The Input Devices and Music Interaction Lab has uploaded videos from a concert held in February 2020, in which participating composers from the CIRMMT T-Stick Music Creation Workshop presented their new works. The videos linked below show some of their amazing variety, including installation-like pieces in which the T-Stick is fixed to a stand, works for dancers, laptop ensembles, and interactive visuals.
Now available online: Joseph Malloch, Stephen Sinclair, and Marcelo M. Wanderley. “Generalized Multi-Instance Control Mapping for Interactive Media Systems”. In IEEE MultiMedia, 25(1), January–March 2018. DOI: 10.1109/MMUL.2018.112140028
We articulate a need for the representation of temporal objects reflecting dynamic, short-lived mapping connections instantiated from a template, in tools for designing and using interactive media systems. A list of requirements is compiled from an examination of existing tools, practical use cases, and abstract considerations of node connectivity and information propagation within a graph of connected devices. We validate the concept through implementation in the open source software libmapper, and explore its application by integration with existing controller/synthesizer software and hardware.

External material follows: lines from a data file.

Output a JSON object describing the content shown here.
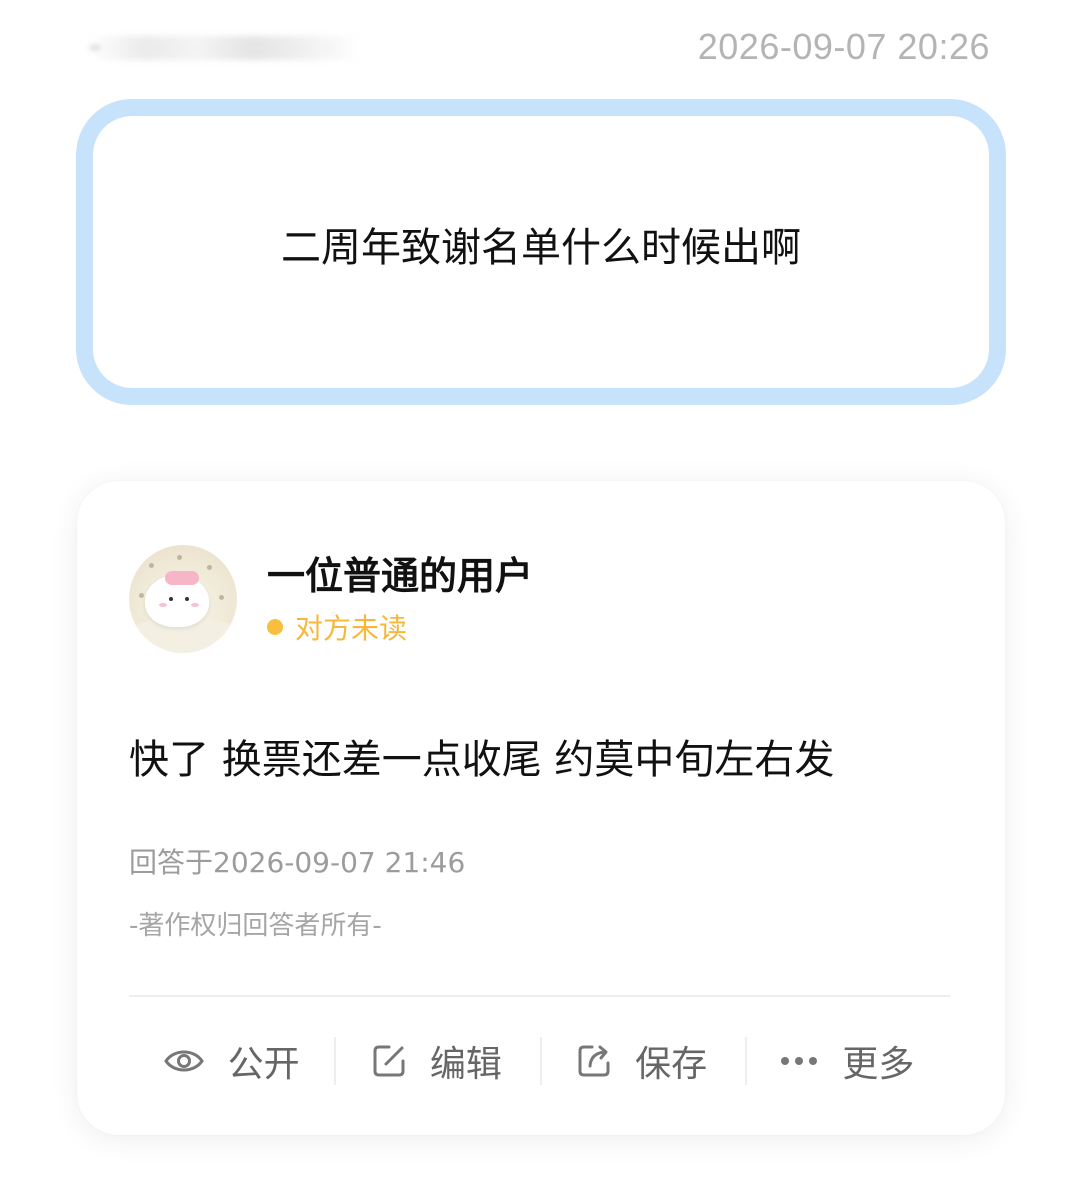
{
  "header": {
    "timestamp": "2026-09-07 20:26"
  },
  "question": {
    "text": "二周年致谢名单什么时候出啊"
  },
  "answer": {
    "username": "一位普通的用户",
    "status": "对方未读",
    "text": "快了 换票还差一点收尾 约莫中旬左右发",
    "answered_at": "回答于2026-09-07 21:46",
    "copyright": "-著作权归回答者所有-"
  },
  "actions": [
    {
      "label": "公开",
      "icon": "eye-icon"
    },
    {
      "label": "编辑",
      "icon": "edit-icon"
    },
    {
      "label": "保存",
      "icon": "share-icon"
    },
    {
      "label": "更多",
      "icon": "more-dots-icon"
    }
  ],
  "colors": {
    "question_border": "#c7e2fb",
    "status_dot": "#f9be3d",
    "status_text": "#f6b73c"
  }
}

Here’s a video from way back in 2011 that I only recently noticed on YouTube. It features D. Andrew Stewart playing the T-Stick as instrumental soloist with laptop orchestras from Concordia and McMaster Universities.
The piece was co-composed by Eldad Tsabary (director of the Concordia Laptop Orchestra, CLOrk), D. Andrew Stewart (T-Stick) and David Ogborn (founder of McMaster University’s Cybernetic Orchestra).

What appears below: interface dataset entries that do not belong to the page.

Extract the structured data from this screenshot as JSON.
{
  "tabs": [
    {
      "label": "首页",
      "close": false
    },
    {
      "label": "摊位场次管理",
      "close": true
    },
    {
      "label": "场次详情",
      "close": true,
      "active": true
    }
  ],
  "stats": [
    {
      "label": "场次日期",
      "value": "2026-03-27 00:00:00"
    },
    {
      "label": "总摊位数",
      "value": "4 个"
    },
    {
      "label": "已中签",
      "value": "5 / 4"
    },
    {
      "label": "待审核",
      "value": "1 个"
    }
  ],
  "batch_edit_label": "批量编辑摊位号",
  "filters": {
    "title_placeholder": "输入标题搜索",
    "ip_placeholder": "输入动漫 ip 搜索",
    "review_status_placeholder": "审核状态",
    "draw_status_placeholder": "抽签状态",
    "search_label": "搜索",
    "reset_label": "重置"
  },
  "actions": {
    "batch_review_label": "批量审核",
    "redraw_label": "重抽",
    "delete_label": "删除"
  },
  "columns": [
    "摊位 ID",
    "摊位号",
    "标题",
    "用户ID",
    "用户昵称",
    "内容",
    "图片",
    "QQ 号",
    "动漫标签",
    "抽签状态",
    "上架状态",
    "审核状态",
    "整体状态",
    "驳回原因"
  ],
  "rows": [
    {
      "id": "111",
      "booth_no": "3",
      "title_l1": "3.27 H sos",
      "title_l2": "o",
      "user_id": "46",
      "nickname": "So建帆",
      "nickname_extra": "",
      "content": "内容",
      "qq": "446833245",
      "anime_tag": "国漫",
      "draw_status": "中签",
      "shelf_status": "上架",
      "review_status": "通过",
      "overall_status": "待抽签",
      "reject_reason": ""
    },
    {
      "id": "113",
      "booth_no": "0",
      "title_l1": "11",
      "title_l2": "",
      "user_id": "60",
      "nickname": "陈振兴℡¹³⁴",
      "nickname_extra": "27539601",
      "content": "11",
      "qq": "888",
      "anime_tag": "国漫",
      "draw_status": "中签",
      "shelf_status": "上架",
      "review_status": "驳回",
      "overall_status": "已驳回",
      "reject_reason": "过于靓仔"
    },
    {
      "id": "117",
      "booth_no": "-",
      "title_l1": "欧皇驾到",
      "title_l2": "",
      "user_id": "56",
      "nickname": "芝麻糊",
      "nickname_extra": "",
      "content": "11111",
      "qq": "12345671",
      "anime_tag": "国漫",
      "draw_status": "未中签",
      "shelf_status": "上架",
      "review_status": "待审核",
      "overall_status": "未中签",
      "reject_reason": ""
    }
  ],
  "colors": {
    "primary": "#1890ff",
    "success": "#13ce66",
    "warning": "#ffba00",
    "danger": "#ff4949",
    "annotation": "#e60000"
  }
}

My Ph.D. dissertation A Framework and Tools for Mapping of Digital Musical Instruments is available – contact me if you would like an electronic copy.
Digital musical instruments (DMIs) are typically composed of an interface using some type of sensor technology, and real-time media synthesis algorithms running on a digital computer. The connections between various input signals from performer interaction and the parameters of synthesis must be artificially associated – this mapping of gesture to sound or other media defines the behaviour of the system as a whole. Mapping design is a challenging and sometimes frustrating process.
In this dissertation, the design and implementation of an open-source, cross-platform software library and several related tools for supporting the mapping task are presented. These tools are designed to provide discovery and interconnection between parts of DMIs and other interactive systems, and to achieve compatibility through translation and transformation of data representations rather than imposing representation standards. The control parameters of software and hardware devices compliant with libmapper can be freely interconnected without requiring any intended mutual compatibility.
Among the unique features presented is support for mapping between systems that include entities with multiple instances with dynamic lifetimes, systems which would usually require bespoke programming. A formalization of the problem is described, and several examples of real-world applications are outlined.
Finally, use-cases for the mapping tools are presented in-depth: the design, development and use of novel digital musical instruments for live performance.